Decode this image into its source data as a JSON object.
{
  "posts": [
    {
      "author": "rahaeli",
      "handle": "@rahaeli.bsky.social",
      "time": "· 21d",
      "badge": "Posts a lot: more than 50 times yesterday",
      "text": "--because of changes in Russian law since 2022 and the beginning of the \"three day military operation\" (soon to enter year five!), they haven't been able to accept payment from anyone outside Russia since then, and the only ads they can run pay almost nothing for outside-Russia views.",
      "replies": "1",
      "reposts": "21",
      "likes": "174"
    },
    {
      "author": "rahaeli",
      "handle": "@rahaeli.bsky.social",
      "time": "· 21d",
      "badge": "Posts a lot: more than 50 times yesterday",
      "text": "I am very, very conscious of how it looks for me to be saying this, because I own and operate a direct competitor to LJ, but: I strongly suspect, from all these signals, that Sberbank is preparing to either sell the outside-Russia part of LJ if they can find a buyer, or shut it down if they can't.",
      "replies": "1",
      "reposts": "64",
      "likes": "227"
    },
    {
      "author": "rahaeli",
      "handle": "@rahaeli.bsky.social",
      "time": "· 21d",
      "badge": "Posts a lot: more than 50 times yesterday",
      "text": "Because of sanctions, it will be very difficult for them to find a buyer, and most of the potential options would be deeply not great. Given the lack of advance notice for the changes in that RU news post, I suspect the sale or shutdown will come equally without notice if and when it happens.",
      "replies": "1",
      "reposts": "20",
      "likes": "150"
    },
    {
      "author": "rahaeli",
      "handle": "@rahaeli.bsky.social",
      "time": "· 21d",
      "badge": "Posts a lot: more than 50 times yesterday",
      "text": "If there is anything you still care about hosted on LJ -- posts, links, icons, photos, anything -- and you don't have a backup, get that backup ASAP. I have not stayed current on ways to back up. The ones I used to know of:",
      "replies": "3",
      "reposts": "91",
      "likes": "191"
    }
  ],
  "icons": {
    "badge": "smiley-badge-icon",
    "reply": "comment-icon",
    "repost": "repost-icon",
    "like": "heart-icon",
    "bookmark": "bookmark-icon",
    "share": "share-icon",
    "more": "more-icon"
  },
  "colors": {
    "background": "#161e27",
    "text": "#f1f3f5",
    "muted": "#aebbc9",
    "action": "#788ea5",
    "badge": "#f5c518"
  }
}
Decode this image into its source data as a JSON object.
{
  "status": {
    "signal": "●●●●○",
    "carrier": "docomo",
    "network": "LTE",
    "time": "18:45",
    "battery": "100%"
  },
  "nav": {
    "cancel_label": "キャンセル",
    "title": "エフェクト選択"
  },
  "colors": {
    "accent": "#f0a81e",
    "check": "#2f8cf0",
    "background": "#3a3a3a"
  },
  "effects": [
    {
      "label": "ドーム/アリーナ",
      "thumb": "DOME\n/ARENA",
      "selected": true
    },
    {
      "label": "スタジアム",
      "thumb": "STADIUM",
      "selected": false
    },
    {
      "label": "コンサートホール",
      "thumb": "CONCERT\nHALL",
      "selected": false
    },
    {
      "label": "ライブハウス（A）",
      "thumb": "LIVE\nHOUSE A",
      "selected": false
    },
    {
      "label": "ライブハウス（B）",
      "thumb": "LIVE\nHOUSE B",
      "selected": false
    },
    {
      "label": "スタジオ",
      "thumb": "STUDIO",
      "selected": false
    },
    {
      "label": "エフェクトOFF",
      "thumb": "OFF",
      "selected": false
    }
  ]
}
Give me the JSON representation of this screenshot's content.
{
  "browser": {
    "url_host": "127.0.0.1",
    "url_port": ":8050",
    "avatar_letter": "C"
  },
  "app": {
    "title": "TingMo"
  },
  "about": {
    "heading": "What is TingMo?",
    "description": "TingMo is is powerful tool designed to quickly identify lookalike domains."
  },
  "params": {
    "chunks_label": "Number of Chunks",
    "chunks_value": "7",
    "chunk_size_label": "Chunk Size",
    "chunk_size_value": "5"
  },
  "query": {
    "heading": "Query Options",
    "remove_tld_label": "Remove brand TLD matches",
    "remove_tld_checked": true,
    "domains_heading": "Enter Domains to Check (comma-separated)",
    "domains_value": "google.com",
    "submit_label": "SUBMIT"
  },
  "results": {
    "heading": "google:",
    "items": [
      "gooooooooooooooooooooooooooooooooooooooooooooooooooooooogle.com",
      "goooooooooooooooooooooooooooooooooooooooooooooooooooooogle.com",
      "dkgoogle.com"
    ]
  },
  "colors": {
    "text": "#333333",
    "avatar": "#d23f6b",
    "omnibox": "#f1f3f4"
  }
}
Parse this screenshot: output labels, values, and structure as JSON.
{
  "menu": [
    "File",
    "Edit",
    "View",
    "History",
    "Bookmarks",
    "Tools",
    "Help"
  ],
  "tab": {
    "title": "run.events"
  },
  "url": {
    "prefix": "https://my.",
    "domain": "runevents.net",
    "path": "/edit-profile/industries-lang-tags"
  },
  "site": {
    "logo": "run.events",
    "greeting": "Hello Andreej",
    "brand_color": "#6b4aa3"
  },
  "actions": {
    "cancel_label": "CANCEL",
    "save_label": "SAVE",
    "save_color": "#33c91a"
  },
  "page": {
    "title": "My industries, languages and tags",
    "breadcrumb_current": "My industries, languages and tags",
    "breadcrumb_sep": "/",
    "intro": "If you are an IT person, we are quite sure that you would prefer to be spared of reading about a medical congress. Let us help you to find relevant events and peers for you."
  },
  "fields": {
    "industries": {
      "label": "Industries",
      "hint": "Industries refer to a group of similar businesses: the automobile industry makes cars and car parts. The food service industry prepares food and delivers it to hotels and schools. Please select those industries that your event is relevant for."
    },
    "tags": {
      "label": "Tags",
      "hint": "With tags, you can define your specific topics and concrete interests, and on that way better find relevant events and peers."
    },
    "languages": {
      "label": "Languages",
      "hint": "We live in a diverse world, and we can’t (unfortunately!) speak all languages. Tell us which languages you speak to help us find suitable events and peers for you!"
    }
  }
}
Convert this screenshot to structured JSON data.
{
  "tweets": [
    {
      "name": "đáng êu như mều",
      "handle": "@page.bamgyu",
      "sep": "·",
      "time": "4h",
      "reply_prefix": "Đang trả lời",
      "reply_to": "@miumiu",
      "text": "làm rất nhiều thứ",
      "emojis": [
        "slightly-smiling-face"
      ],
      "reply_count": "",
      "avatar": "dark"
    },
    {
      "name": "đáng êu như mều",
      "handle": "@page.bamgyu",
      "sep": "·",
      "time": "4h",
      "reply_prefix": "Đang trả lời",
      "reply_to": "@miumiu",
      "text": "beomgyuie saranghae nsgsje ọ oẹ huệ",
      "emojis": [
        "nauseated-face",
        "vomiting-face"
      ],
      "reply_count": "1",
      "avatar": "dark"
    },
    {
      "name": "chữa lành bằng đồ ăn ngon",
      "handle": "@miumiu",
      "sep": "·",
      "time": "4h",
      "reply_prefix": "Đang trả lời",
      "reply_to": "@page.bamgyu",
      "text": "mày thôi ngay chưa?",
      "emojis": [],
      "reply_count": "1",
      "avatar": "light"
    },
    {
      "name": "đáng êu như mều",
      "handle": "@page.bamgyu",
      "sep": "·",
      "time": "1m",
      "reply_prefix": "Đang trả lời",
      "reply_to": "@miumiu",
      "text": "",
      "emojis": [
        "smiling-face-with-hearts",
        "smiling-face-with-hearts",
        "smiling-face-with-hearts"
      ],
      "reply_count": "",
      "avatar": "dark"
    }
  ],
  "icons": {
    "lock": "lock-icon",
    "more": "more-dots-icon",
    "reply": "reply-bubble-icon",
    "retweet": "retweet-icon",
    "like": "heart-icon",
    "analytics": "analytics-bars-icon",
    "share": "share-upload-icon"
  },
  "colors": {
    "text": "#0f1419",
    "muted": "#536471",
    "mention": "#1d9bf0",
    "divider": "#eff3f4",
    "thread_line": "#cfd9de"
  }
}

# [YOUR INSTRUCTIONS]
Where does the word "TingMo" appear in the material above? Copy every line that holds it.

# [REPLY TO THE TASK]
    "title": "TingMo"
    "heading": "What is TingMo?",
    "description": "TingMo is is powerful tool designed to quickly identify lookalike domains."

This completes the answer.